Siding against Facebook parent Meta Platforms, the industry group Digital Content Next says advertisers should be allowed to proceed with a class-action fraud lawsuit over allegedly inflated ad metrics.
“Facebook’s potential reach metric is a fundamental metric that is material to every advertising purchase and its inflation distorts advertising markets to the detriment of advertisers and publishers,” the group writes in a friend-of-the-court brief filed late last week with the 9th Circuit Court of Appeals.
Digital Content Next adds that a class-action lawsuit by advertisers will “allow the full and transparent adjudication of these important issues.”
The group's papers come in a battle dating to August 2018, when business owner Danielle Singer alleged in a class-action complaint that Facebook induced advertisers to purchase more ads, and pay more for them, by overstating the number of users who might see the ads.

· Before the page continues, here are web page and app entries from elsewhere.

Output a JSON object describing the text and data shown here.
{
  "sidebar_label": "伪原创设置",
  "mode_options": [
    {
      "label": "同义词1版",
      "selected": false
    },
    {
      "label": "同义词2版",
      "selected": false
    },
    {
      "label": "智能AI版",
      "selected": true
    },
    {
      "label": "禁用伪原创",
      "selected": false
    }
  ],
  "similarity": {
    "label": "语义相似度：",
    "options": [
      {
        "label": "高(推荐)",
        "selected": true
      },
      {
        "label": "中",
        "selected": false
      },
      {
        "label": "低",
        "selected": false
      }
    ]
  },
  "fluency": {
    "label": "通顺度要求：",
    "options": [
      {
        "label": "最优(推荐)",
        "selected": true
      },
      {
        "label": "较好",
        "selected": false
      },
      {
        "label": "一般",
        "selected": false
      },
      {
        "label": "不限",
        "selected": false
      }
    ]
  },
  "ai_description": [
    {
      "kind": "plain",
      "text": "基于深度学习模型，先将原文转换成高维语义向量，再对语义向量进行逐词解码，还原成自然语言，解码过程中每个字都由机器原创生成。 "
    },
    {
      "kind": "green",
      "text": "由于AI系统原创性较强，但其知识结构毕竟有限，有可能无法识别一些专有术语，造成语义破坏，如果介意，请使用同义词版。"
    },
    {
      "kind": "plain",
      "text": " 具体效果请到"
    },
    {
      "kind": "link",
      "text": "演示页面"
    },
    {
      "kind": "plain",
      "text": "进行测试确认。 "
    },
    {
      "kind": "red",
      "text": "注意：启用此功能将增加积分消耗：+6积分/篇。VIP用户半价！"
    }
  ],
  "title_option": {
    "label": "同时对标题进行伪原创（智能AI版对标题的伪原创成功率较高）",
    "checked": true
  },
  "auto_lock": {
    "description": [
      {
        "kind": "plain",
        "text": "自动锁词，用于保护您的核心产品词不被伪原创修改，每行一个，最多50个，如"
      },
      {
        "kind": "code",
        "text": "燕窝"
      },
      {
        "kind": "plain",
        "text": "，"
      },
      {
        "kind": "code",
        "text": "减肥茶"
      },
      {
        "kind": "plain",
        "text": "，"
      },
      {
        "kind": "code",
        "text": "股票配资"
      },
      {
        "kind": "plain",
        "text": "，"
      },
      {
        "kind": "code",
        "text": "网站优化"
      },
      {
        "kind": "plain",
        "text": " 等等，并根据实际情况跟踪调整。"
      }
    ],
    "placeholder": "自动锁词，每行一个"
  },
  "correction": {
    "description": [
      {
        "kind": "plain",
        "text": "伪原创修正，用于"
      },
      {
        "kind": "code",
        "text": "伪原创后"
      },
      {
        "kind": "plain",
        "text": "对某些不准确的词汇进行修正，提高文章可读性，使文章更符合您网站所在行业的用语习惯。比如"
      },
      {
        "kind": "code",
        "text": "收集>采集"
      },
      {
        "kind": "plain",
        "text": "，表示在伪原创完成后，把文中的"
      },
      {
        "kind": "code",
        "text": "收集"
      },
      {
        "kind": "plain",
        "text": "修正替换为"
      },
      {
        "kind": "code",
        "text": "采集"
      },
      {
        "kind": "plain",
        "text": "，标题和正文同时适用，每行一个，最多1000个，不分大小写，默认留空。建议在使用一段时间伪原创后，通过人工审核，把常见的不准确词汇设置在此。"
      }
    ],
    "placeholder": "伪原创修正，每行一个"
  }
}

Singer later dropped out of the litigation, and DZ Reserve, which operated an e-commerce store, and Max Martialis, which sold weapons accessories, took over as lead plaintiffs.)
The complaint drew on reports by outside groups, including the Video Advertising Bureau, which said in 2017 that Facebook's estimates of audience reach in every U.S. state were higher than the states' populations.
Facebook urged U.S. District Court Judge James Donato in San Francisco to deny class-action status to the advertisers, arguing that they don't have enough in common with each other to warrant class-action status.
Donato sided against Facebook, ruling that the advertisers could proceed on behalf of all U.S. advertisers who used Facebook's Ad Manager or Power Editor to purchase ads on Facebook or Instagram after August 15, 2014.
Meta recently urged the 9th Circuit to reverse that decision, arguing that the class certified by Donato covers millions of differently situated advertisers, ranging from “sole proprietors to multinational corporations to governments.”
The company added that advertisers “viewed different disclosures, had different objectives, and had access to vastly different information and context for the estimates they saw.”
Meta also said the degree of alleged inflation varied, arguing that the advertisers' experts said the rate ranged from 10% to 50%, while its expert said the rate was “de minimus” for targeted campaigns.
“That variance in the statements that the class members viewed should have precluded certification,” Meta writes.
If the 9th Circuit sides with Meta and rules that class-action status isn't appropriate, the advertisers could still proceed individually, but doing so is often prohibitively expensive.
DZ Reserve and Max Martialis are expected to file papers with the 9th Circuit next month.